To hear more about where investors are honing in on homes, read the full article below.
Source: Jeff Johnson and Andrew Monette of Pinnacle Real Estate Advisors
Do you invest in real estate? If so, we have great news for you! The largest tax system overhaul in 30 years will benefit most real estate investors. Let’s shed some light on a few of the less apparent changes in the new tax code:
There will be no new restrictions on 1031 exchanges.
Unfamiliar with IRC Section 1031? It allows real estate investors to postpone paying taxes on gains, so long as those profits are reinvested into bundles containing property similar to the one they profited on. Keeping this section in place favors real estate investments over other opportunities.
Several changes were made to the way equipment and other improvements are depreciated.
For residential owners, nonaffixed appliances and furniture can be fully expensed in the first year. The same is now true for property that falls under MACRS with a life of 20 years or less, computer software, water utility property, and other qualified improvements. The last depreciation change the article mentions is the increased cap for immediate expensing of tangible personal property from $500,000 to $1,000,000.
A pass-through tax deduction, or bonus depreciation has been created.
This allows for sole proprietors and investors using pass-through entities to enjoy a 20% deduction on taxable income.
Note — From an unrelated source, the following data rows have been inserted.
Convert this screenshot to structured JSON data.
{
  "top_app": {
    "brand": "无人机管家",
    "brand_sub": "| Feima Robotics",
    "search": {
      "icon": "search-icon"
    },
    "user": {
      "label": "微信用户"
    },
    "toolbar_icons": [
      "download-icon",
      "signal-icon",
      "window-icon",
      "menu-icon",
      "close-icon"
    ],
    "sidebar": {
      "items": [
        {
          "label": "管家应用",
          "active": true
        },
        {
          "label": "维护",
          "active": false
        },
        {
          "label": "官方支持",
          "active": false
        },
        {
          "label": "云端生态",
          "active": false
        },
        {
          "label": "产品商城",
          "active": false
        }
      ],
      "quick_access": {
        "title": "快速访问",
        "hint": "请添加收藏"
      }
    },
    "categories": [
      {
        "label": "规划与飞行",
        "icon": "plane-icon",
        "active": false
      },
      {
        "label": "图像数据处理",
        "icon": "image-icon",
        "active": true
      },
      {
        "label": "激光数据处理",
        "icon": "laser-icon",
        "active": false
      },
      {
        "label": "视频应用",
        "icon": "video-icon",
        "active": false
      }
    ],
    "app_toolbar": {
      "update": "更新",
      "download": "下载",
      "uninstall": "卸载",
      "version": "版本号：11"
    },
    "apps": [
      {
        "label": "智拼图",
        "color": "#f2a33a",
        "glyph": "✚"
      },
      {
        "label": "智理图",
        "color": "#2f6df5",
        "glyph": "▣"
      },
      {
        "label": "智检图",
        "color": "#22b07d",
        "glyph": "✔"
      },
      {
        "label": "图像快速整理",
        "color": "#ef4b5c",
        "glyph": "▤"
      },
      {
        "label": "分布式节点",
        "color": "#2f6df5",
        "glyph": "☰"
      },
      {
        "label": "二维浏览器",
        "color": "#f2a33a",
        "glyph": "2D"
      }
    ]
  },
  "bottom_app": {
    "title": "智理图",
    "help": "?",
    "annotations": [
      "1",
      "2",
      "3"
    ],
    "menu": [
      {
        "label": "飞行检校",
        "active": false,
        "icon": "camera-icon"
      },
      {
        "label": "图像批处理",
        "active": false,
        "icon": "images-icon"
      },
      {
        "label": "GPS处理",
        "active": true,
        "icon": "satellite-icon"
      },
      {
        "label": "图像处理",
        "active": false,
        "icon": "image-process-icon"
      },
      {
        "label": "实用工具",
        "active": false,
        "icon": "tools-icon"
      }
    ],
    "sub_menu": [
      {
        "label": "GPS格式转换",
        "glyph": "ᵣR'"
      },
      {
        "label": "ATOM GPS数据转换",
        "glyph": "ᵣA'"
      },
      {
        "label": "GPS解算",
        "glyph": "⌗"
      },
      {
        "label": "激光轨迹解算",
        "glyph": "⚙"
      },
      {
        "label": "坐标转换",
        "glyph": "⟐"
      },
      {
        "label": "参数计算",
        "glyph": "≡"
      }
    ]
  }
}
A pass-through entity is one that allows investors to set up an entity to relieve liability of themselves, while “passing” their revenue through that entity to themselves before paying taxes at their personal rate.
As a result of the new tax code, the authors of this article predict a shift in investment from equities to real property both in the Denver market and Across the United States.